Activists called for a new attempt to march on the Bahraini capital's former Pearl Square protest hub on Saturday amid tight security for the F1 Grand Prix and after an overnight attack on police injured two people.
Hundreds took to the streets in several Shiite villages, prompting late-night clashes with police, but away from the Sakhir racing circuit south of Manama where Sunday's Grand Prix race will be staged, witnesses said.
"Your race is a crime," chanted protesters armed with petrol bombs and stones. "No, no to blood Formula."
Police responded with tear gas and stun grenades.
In a statement on Twitter, the interior ministry announced late on Friday that "targeting police patrols with Molotov cocktails on Isa Al-Kabeer road led to injuring two Asians."
It said the pair were taken to hospital, but the extent of their injuries was not known.
The radical February 14 Revolution Youth Coalition, a clandestine cyber-group that had called a week-long campaign dubbed "Volcanic Flames", urged supporters on Twitter to march on the focal point of Shiite-led protests in early 2011.
"We will march today Saturday towards the epicentre of the revolution," the group announced.
Police on Friday fired tear gas and birdshot to disperse protesters trying to stage a similar march to the roundabout formerly known as Pearl Square before authorities razed it after a crackdown on the Shiite-led February-March 2011 protests.
Journalists heading to the Sakhir circuit for Saturday's practice said the Pearl Square area had completely cordoned off by cement blocks.
Police were out in force early on Saturday, with several armoured vehicles deployed around Pearl Square, and along the highway leading to the circuit.
Opposition demonstrators have been protesting to highlight pro-reform demands and have urged solidarity from teams taking part in Sunday's race.
Supporters of the February 14 movement have campaigned for the race to be cancelled, calling it a "crime".
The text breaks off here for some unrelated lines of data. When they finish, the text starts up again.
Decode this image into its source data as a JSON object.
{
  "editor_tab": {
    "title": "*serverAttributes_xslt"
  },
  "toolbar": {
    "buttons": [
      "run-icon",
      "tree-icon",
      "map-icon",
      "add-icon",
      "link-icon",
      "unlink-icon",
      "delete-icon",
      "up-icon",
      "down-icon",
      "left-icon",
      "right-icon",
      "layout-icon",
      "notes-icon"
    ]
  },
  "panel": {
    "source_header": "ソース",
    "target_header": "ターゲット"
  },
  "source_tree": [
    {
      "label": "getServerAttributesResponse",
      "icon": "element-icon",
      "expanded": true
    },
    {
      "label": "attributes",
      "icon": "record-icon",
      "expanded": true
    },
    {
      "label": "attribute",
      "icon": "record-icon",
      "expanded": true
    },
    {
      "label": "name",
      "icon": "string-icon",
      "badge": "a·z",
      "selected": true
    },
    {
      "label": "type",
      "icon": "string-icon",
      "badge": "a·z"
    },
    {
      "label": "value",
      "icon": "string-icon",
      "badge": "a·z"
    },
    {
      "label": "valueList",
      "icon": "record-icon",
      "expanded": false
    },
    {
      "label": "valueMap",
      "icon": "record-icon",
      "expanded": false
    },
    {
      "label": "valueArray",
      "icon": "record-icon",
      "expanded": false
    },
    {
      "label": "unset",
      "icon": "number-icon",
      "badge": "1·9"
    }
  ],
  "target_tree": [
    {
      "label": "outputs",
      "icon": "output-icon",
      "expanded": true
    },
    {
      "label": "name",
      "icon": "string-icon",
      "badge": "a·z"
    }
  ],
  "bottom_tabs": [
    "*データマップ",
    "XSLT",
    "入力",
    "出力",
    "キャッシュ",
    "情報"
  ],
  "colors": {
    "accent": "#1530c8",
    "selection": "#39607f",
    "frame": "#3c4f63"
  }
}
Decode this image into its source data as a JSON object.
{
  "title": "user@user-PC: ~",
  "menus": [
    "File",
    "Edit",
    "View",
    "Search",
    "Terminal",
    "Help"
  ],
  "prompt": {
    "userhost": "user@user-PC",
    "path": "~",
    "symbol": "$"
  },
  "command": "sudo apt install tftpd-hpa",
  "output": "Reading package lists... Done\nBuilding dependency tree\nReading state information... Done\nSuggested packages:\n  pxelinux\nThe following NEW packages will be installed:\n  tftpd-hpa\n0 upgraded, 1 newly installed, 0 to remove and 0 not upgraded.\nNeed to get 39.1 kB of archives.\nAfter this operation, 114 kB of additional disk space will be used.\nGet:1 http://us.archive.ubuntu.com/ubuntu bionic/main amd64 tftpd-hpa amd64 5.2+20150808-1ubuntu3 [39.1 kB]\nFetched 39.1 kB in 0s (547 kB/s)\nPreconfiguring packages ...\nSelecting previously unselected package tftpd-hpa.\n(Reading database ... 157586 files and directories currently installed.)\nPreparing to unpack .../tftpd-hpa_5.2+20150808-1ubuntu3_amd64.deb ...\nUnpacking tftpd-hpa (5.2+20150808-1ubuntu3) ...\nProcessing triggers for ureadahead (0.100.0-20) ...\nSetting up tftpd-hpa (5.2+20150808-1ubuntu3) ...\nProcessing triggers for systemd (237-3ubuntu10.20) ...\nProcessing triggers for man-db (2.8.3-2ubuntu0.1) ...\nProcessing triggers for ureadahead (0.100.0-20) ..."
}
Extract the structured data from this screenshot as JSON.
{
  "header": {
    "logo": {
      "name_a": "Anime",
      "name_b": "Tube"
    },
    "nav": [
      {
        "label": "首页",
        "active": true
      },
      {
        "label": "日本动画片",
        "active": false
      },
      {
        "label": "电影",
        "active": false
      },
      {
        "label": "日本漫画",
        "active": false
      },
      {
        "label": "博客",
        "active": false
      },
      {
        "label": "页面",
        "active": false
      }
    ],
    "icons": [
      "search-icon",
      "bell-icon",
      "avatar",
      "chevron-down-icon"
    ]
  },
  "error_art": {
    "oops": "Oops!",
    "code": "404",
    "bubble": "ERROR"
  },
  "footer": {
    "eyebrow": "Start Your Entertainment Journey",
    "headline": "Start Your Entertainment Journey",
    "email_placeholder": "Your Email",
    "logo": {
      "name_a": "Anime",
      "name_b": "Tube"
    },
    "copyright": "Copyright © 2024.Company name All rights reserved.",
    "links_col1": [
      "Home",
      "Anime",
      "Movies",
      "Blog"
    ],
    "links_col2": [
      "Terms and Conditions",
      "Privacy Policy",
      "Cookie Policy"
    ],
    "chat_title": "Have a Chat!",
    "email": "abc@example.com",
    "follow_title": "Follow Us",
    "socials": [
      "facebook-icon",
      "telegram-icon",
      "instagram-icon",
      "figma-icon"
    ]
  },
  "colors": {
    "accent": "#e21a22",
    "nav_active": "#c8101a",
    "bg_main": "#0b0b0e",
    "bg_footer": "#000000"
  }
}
Sunday's race is seen as a boost to the image and economy of the tiny Gulf monarchy that has a Shiite Muslim majority but is ruled by a Sunni dynasty and which has been rocked by continuing Arab Spring-inspired unrest.
Security forces have been on high alert during days of protests to prevent clashes from marring the race, with checkpoints at major intersections, especially on roads leading to the racing circuit.
World motorsport's governing body the FIA and promoters Formula One Management said Sunday's race would take place despite the demonstrations.
"The Federation Internationale de l'Automobile and Formula One Management wish to jointly confirm their belief that the Bahrain GP should go ahead this weekend, following assurances from the local promoter and the authorities that security, their responsibility, will be guaranteed for all participants," a statement read.
The event was cancelled in 2011 but took place as scheduled last year.
The month-long 2011 protests in Bahrain, home to the US Navy's Fifth Fleet, were crushed with the help of Gulf troops led by neighbouring Saudi Arabia.
Strategically located across the Gulf from Shiite-ruled Iran, Bahrain has continued to see sporadic protests, mostly outside Manama, and rights groups say a total of 80 people have been killed in the unrest since February 2011.